### Task brief:
Across the records that follow, give the number of lines containing the word "Barras" and nothing else.

### Listed records:
▬▬▬
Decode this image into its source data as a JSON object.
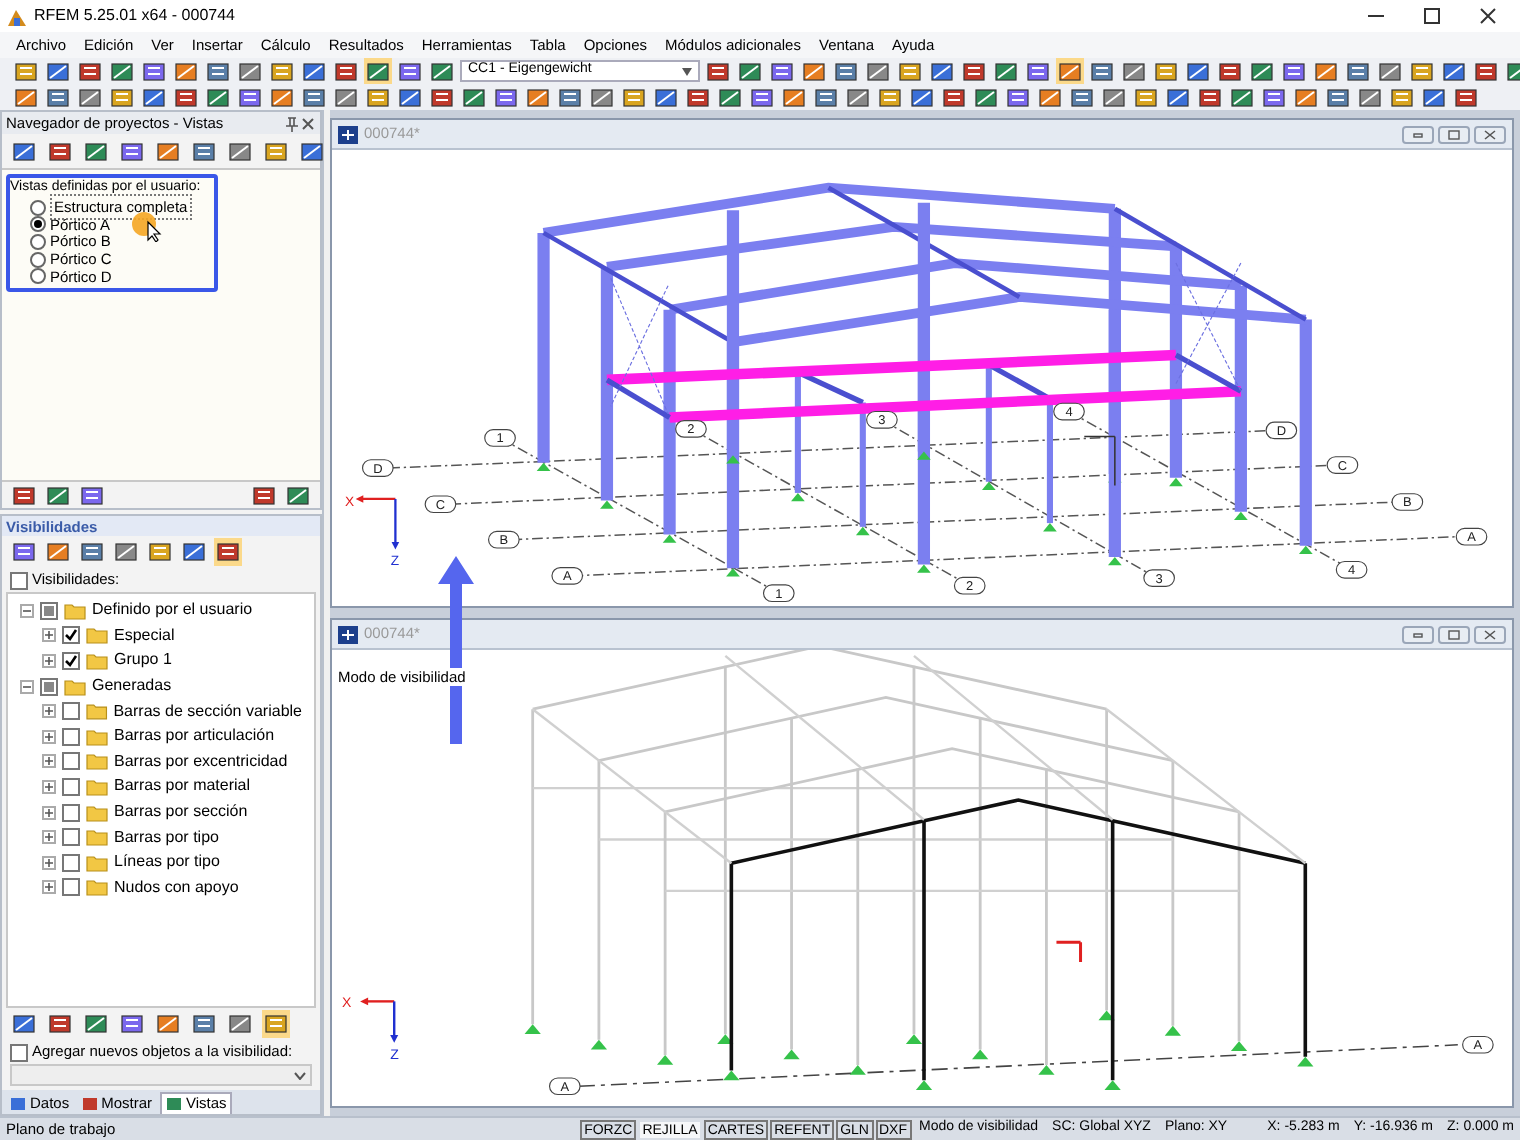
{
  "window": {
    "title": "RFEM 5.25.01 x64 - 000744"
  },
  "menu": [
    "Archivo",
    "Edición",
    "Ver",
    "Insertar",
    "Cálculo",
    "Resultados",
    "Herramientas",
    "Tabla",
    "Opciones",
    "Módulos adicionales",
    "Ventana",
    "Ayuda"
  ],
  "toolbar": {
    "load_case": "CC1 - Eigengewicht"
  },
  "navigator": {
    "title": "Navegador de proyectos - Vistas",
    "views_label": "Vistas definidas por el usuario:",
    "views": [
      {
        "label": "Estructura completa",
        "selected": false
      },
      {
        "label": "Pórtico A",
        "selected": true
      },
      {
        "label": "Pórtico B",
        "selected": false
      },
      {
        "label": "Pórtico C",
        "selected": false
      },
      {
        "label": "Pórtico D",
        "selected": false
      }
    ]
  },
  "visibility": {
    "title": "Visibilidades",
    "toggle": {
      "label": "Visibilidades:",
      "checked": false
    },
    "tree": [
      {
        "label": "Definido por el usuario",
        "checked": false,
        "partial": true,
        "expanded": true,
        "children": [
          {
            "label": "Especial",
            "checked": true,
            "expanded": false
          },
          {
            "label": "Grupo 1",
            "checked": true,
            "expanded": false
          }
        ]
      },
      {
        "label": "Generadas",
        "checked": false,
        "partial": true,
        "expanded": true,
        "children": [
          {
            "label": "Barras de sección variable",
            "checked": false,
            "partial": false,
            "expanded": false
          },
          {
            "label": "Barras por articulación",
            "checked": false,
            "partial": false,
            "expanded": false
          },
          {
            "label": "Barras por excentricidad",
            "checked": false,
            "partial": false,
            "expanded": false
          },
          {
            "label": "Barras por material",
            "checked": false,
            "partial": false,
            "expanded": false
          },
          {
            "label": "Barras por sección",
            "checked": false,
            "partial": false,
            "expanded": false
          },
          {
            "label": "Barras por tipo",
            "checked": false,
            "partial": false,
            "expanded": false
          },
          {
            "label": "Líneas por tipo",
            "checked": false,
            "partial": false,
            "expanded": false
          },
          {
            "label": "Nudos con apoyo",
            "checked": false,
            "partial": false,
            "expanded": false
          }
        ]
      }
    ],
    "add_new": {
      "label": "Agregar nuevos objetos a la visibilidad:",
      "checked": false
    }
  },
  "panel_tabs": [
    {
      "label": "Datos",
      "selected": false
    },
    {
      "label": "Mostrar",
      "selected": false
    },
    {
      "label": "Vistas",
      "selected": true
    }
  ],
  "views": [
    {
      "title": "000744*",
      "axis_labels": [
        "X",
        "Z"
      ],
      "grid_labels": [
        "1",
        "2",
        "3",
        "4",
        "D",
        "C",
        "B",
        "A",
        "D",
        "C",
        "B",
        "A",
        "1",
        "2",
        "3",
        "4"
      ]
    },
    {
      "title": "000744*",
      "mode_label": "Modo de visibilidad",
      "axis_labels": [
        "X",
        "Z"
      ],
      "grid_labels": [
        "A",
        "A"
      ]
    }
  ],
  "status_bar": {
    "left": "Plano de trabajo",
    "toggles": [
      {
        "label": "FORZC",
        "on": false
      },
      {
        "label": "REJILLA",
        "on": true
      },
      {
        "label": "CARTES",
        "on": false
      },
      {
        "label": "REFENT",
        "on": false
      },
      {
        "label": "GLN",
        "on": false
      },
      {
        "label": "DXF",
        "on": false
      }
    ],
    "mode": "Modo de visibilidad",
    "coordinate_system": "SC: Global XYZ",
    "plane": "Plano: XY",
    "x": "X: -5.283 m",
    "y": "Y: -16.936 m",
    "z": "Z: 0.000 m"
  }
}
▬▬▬
### Task response:
6